• [Input records]:
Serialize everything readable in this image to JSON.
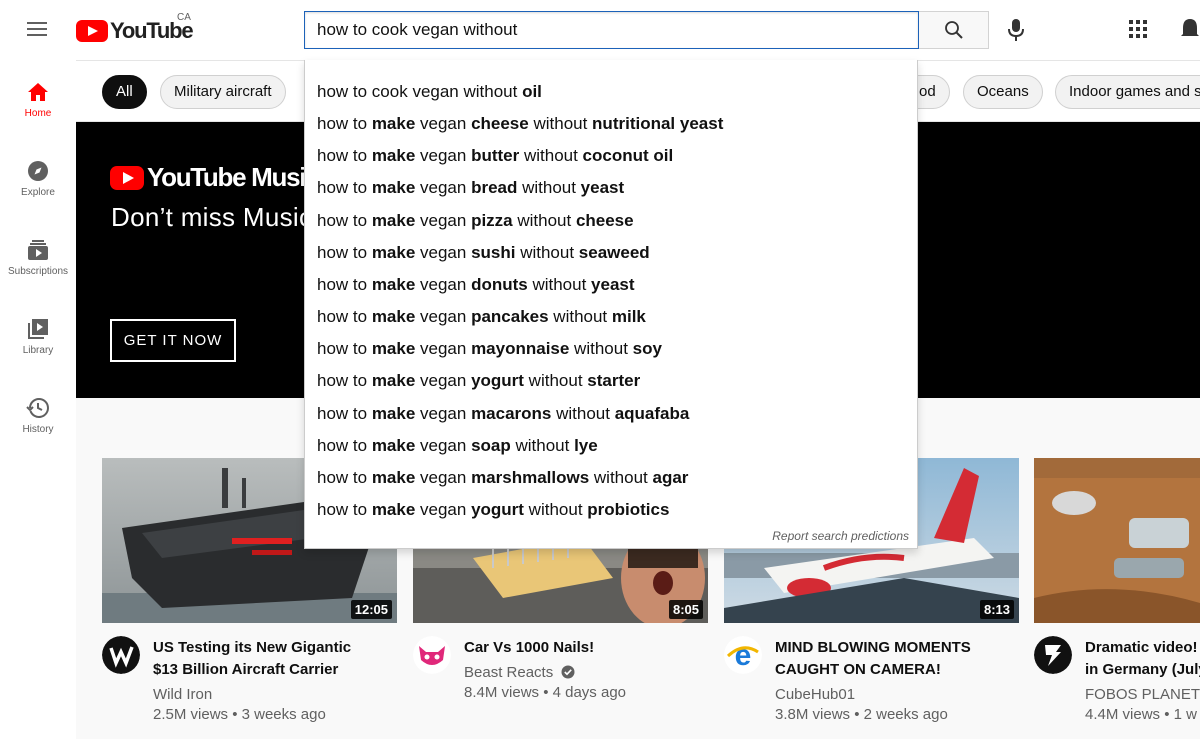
{
  "header": {
    "logo_text": "YouTube",
    "country": "CA",
    "search_value": "how to cook vegan without"
  },
  "sidebar": {
    "items": [
      {
        "label": "Home",
        "icon": "home-icon"
      },
      {
        "label": "Explore",
        "icon": "compass-icon"
      },
      {
        "label": "Subscriptions",
        "icon": "subscriptions-icon"
      },
      {
        "label": "Library",
        "icon": "library-icon"
      },
      {
        "label": "History",
        "icon": "history-icon"
      }
    ]
  },
  "chips": [
    "All",
    "Military aircraft",
    "od",
    "Oceans",
    "Indoor games and s"
  ],
  "banner": {
    "logo_text": "YouTube Music",
    "tagline": "Don’t miss Music",
    "button": "GET IT NOW"
  },
  "suggestions": [
    [
      [
        "how to cook vegan without ",
        false
      ],
      [
        "oil",
        true
      ]
    ],
    [
      [
        "how to ",
        false
      ],
      [
        "make",
        true
      ],
      [
        " vegan ",
        false
      ],
      [
        "cheese",
        true
      ],
      [
        " without ",
        false
      ],
      [
        "nutritional yeast",
        true
      ]
    ],
    [
      [
        "how to ",
        false
      ],
      [
        "make",
        true
      ],
      [
        " vegan ",
        false
      ],
      [
        "butter",
        true
      ],
      [
        " without ",
        false
      ],
      [
        "coconut oil",
        true
      ]
    ],
    [
      [
        "how to ",
        false
      ],
      [
        "make",
        true
      ],
      [
        " vegan ",
        false
      ],
      [
        "bread",
        true
      ],
      [
        " without ",
        false
      ],
      [
        "yeast",
        true
      ]
    ],
    [
      [
        "how to ",
        false
      ],
      [
        "make",
        true
      ],
      [
        " vegan ",
        false
      ],
      [
        "pizza",
        true
      ],
      [
        " without ",
        false
      ],
      [
        "cheese",
        true
      ]
    ],
    [
      [
        "how to ",
        false
      ],
      [
        "make",
        true
      ],
      [
        " vegan ",
        false
      ],
      [
        "sushi",
        true
      ],
      [
        " without ",
        false
      ],
      [
        "seaweed",
        true
      ]
    ],
    [
      [
        "how to ",
        false
      ],
      [
        "make",
        true
      ],
      [
        " vegan ",
        false
      ],
      [
        "donuts",
        true
      ],
      [
        " without ",
        false
      ],
      [
        "yeast",
        true
      ]
    ],
    [
      [
        "how to ",
        false
      ],
      [
        "make",
        true
      ],
      [
        " vegan ",
        false
      ],
      [
        "pancakes",
        true
      ],
      [
        " without ",
        false
      ],
      [
        "milk",
        true
      ]
    ],
    [
      [
        "how to ",
        false
      ],
      [
        "make",
        true
      ],
      [
        " vegan ",
        false
      ],
      [
        "mayonnaise",
        true
      ],
      [
        " without ",
        false
      ],
      [
        "soy",
        true
      ]
    ],
    [
      [
        "how to ",
        false
      ],
      [
        "make",
        true
      ],
      [
        " vegan ",
        false
      ],
      [
        "yogurt",
        true
      ],
      [
        " without ",
        false
      ],
      [
        "starter",
        true
      ]
    ],
    [
      [
        "how to ",
        false
      ],
      [
        "make",
        true
      ],
      [
        " vegan ",
        false
      ],
      [
        "macarons",
        true
      ],
      [
        " without ",
        false
      ],
      [
        "aquafaba",
        true
      ]
    ],
    [
      [
        "how to ",
        false
      ],
      [
        "make",
        true
      ],
      [
        " vegan ",
        false
      ],
      [
        "soap",
        true
      ],
      [
        " without ",
        false
      ],
      [
        "lye",
        true
      ]
    ],
    [
      [
        "how to ",
        false
      ],
      [
        "make",
        true
      ],
      [
        " vegan ",
        false
      ],
      [
        "marshmallows",
        true
      ],
      [
        " without ",
        false
      ],
      [
        "agar",
        true
      ]
    ],
    [
      [
        "how to ",
        false
      ],
      [
        "make",
        true
      ],
      [
        " vegan ",
        false
      ],
      [
        "yogurt",
        true
      ],
      [
        " without ",
        false
      ],
      [
        "probiotics",
        true
      ]
    ]
  ],
  "report_text": "Report search predictions",
  "videos": [
    {
      "title_line1": "US Testing its New Gigantic",
      "title_line2": "$13 Billion Aircraft Carrier",
      "channel": "Wild Iron",
      "meta": "2.5M views • 3 weeks ago",
      "duration": "12:05"
    },
    {
      "title_line1": "Car Vs 1000 Nails!",
      "title_line2": "",
      "channel": "Beast Reacts",
      "meta": "8.4M views • 4 days ago",
      "duration": "8:05"
    },
    {
      "title_line1": "MIND BLOWING MOMENTS",
      "title_line2": "CAUGHT ON CAMERA!",
      "channel": "CubeHub01",
      "meta": "3.8M views • 2 weeks ago",
      "duration": "8:13"
    },
    {
      "title_line1": "Dramatic video! (",
      "title_line2": "in Germany (July",
      "channel": "FOBOS PLANET",
      "meta": "4.4M views • 1 w",
      "duration": ""
    }
  ],
  "colors": {
    "brand_red": "#ff0000",
    "search_border": "#1c62b9"
  }
}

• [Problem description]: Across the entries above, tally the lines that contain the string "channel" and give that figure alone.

• [Solution to this task]: 4